The City of Astoria, situated in the northwest corner of Oregon near the mouth of the Columbia River and just a short drive from Pacific Ocean beaches, is famous for many different reasons.
For one thing, it’s the home of Lightbox, a very cool photographic gallery located near the waterfront in the heart of downtown Astoria. Thanks to Lightbox, which accepted one of my black-and-white images for an exhibition featuring the photographic talent of the Pacific Northwest, partner Carol and I had the perfect excuse for a short but scenic getaway to the Oregon coast before scurrying back to Bainbridge Island to attend to our own gallery.
Okay, now that we got that minor self-promotion out of the way, let’s talk about some of the real reasons why Astoria, with a population just over 10,000, is on the map.
First of all, Astoria has an impressive history, starting with its status as the first American settlement west of the Rocky Mountains and the oldest city in Oregon. The Lewis and Clark Expedition spent the winter of 1805-1806 at Fort Clatsop, a small log structure just southwest of modern-day Astoria. The town is named for John Jacob Astor, a New York financier whose American Fur Company founded Fort Astoria in 1811 and established a monopoly in the fur trade in the early 19th century. Astoria can also lay claim to the first U.S. post office west of the Rocky Mountains, established in 1847.
With the great Columbia River ensuring easy access to the interior, Astoria’s importance as a port city and trading center grew exponentially as immigrants flocked to the Oregon Territory. With a strong commerce centered on fishing, fish processing and lumber, the town was an economic hub in the Pacific Northwest for more than 100 years. As recently as 1945, about 30 canneries still thrived alongside the Columbia River. Between declines in the salmon fisheries and lumber industry and the ever-growing dominance of Seattle and Portland, however, Astoria’s star eventually faded. The coup de grace was the discontinuance of railway service in 1996 because the town no longer provided a large enough market. Nobody should feel too sorry for Astoria, however, which has undergone a tourism-based renaissance thanks in part to the movie industry. Remember The Goonies? This cult film written by Steven Spielberg, along with several other box office hits like Arnold Schwarzenegger’s Kindergarten Cop, the Free Willy movies, and The Ring Two, all helped showcase Astoria’s small-town America charm and gorgeous setting.

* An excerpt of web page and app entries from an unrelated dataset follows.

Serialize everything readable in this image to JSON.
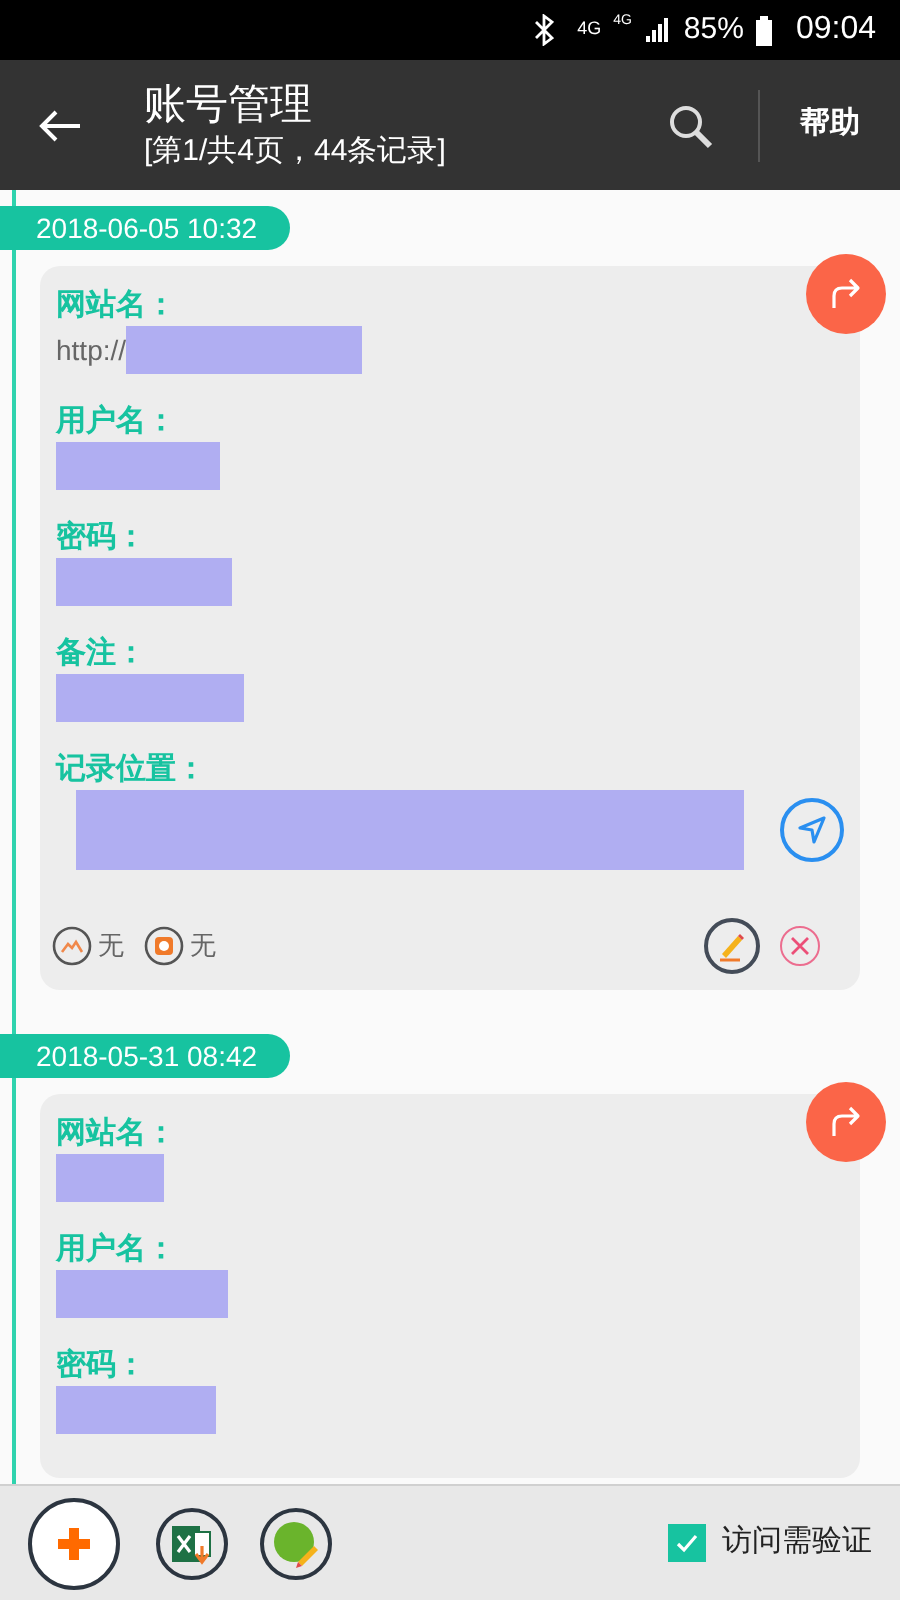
{
  "status_bar": {
    "network": [
      "4G",
      "4G"
    ],
    "battery": "85%",
    "time": "09:04"
  },
  "header": {
    "title": "账号管理",
    "subtitle": "[第1/共4页，44条记录]",
    "help": "帮助"
  },
  "records": [
    {
      "date": "2018-06-05 10:32",
      "fields": [
        {
          "kind": "text",
          "label": "网站名：",
          "value": "http://",
          "redacted": true
        },
        {
          "kind": "text",
          "label": "用户名：",
          "redacted": true
        },
        {
          "kind": "text",
          "label": "密码：",
          "redacted": true
        },
        {
          "kind": "text",
          "label": "备注：",
          "redacted": true
        },
        {
          "kind": "location",
          "label": "记录位置：",
          "redacted": true
        }
      ],
      "footer": {
        "photos": "无",
        "alarm": "无"
      }
    },
    {
      "date": "2018-05-31 08:42",
      "fields": [
        {
          "kind": "text",
          "label": "网站名：",
          "redacted": true
        },
        {
          "kind": "text",
          "label": "用户名：",
          "redacted": true
        },
        {
          "kind": "text",
          "label": "密码：",
          "redacted": true
        }
      ]
    }
  ],
  "verify": {
    "label": "访问需验证",
    "checked": true
  }
}
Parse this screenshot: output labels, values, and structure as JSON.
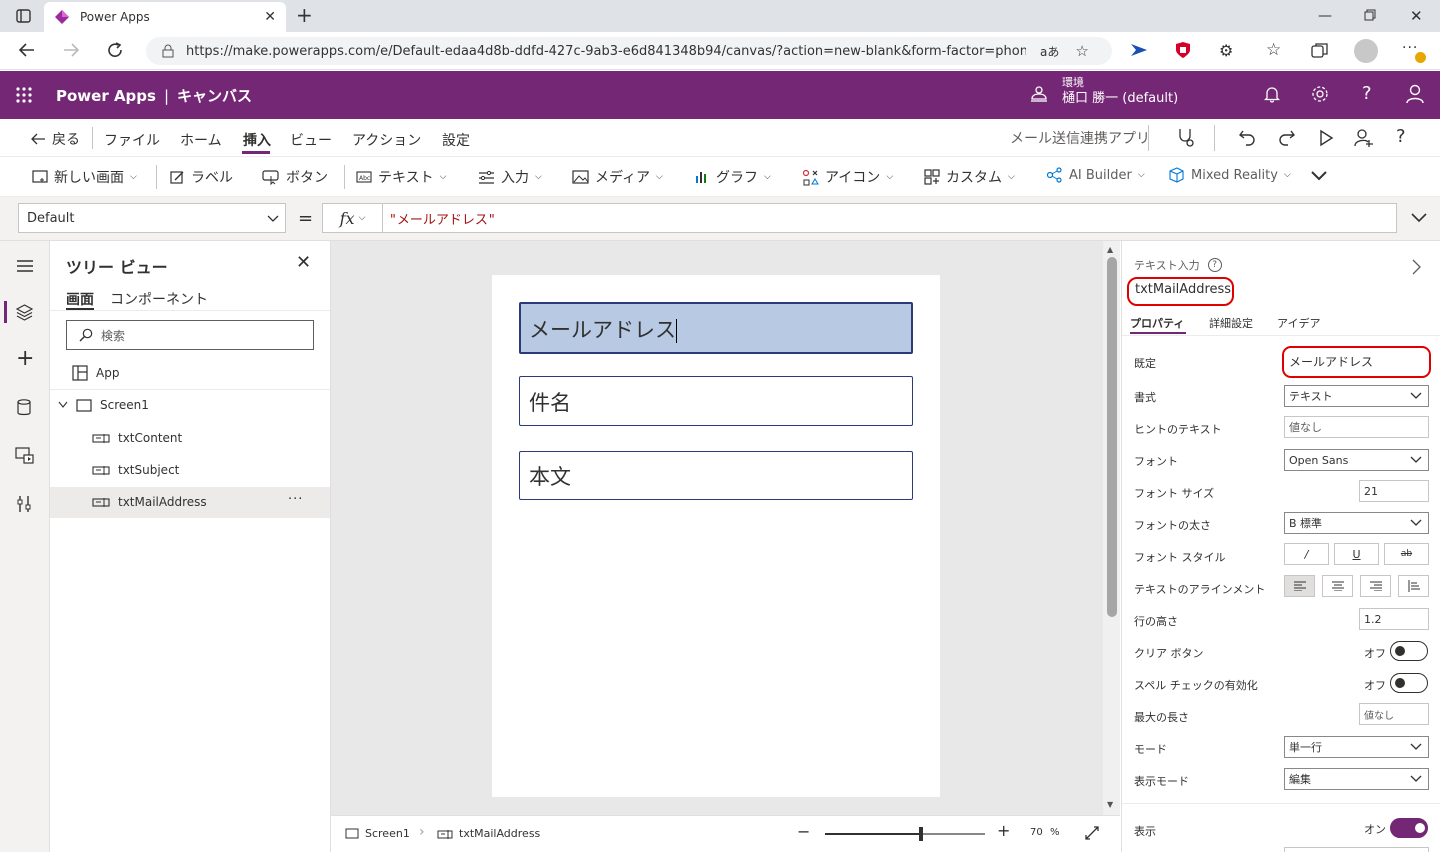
{
  "browser": {
    "tab_title": "Power Apps",
    "url": "https://make.powerapps.com/e/Default-edaa4d8b-ddfd-427c-9ab3-e6d841348b94/canvas/?action=new-blank&form-factor=phone&...",
    "reader_label": "aあ"
  },
  "header": {
    "app_name": "Power Apps",
    "separator": "|",
    "section": "キャンバス",
    "env_label": "環境",
    "env_name": "樋口 勝一 (default)"
  },
  "menu": {
    "back": "戻る",
    "items": [
      "ファイル",
      "ホーム",
      "挿入",
      "ビュー",
      "アクション",
      "設定"
    ],
    "app_title": "メール送信連携アプリ"
  },
  "insert_toolbar": {
    "items": [
      "新しい画面",
      "ラベル",
      "ボタン",
      "テキスト",
      "入力",
      "メディア",
      "グラフ",
      "アイコン",
      "カスタム",
      "AI Builder",
      "Mixed Reality"
    ]
  },
  "formula": {
    "property": "Default",
    "equals": "=",
    "fx": "fx",
    "value": "\"メールアドレス\""
  },
  "tree": {
    "title": "ツリー ビュー",
    "tabs": [
      "画面",
      "コンポーネント"
    ],
    "search_placeholder": "検索",
    "app": "App",
    "screen": "Screen1",
    "children": [
      "txtContent",
      "txtSubject",
      "txtMailAddress"
    ],
    "more": "···"
  },
  "canvas": {
    "inputs": [
      "メールアドレス",
      "件名",
      "本文"
    ]
  },
  "status": {
    "screen": "Screen1",
    "control": "txtMailAddress",
    "zoom": "70",
    "zoom_unit": "%",
    "zoom_level": 0.6
  },
  "properties": {
    "control_type": "テキスト入力",
    "control_name": "txtMailAddress",
    "tabs": [
      "プロパティ",
      "詳細設定",
      "アイデア"
    ],
    "rows": {
      "default_label": "既定",
      "default_value": "メールアドレス",
      "format_label": "書式",
      "format_value": "テキスト",
      "hint_label": "ヒントのテキスト",
      "hint_placeholder": "値なし",
      "font_label": "フォント",
      "font_value": "Open Sans",
      "size_label": "フォント サイズ",
      "size_value": "21",
      "weight_label": "フォントの太さ",
      "weight_value": "B 標準",
      "style_label": "フォント スタイル",
      "style_italic": "/",
      "style_underline": "U",
      "style_strike": "ab",
      "align_label": "テキストのアラインメント",
      "lineheight_label": "行の高さ",
      "lineheight_value": "1.2",
      "clear_label": "クリア ボタン",
      "clear_value": "オフ",
      "spell_label": "スペル チェックの有効化",
      "spell_value": "オフ",
      "maxlen_label": "最大の長さ",
      "maxlen_placeholder": "値なし",
      "mode_label": "モード",
      "mode_value": "単一行",
      "display_label": "表示モード",
      "display_value": "編集",
      "visible_label": "表示",
      "visible_value": "オン"
    }
  },
  "colors": {
    "brand": "#742774",
    "highlight_red": "#e00000",
    "input_border": "#2a3a7a",
    "selected_fill": "#b8cae3"
  }
}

The featured image highlights the Astoria-Megler Bridge, which links Astoria with Point Ellice in Washington on the opposite shore of the Columbia River. Until it opened in 1966, the two states were only connected by ferry service. Just over four miles from end to end, it’s the longest truss bridge on the North American continent and has only one line of traffic in each direction. If you’re an Astoria fan (or simply love truss bridges), prints of this image are available in the Panoramas gallery of our online store.
Fortunately, Bainbridge Island is accessible by both ferry service and bridge. If you happen to be in our area, we always have an excellent assortment of matted prints, metal prints, canvas prints, and fine art acrylic prints in different genres, as well as custom-framed black-and-white prints. In the meantime, as we cautiously make our way through the latest stage of the pandemic, Carol and I sincerely hope that you and everyone in your world are staying healthy, safe, and strong.
Ciao for now,
Andrew (“Andy”) Bergh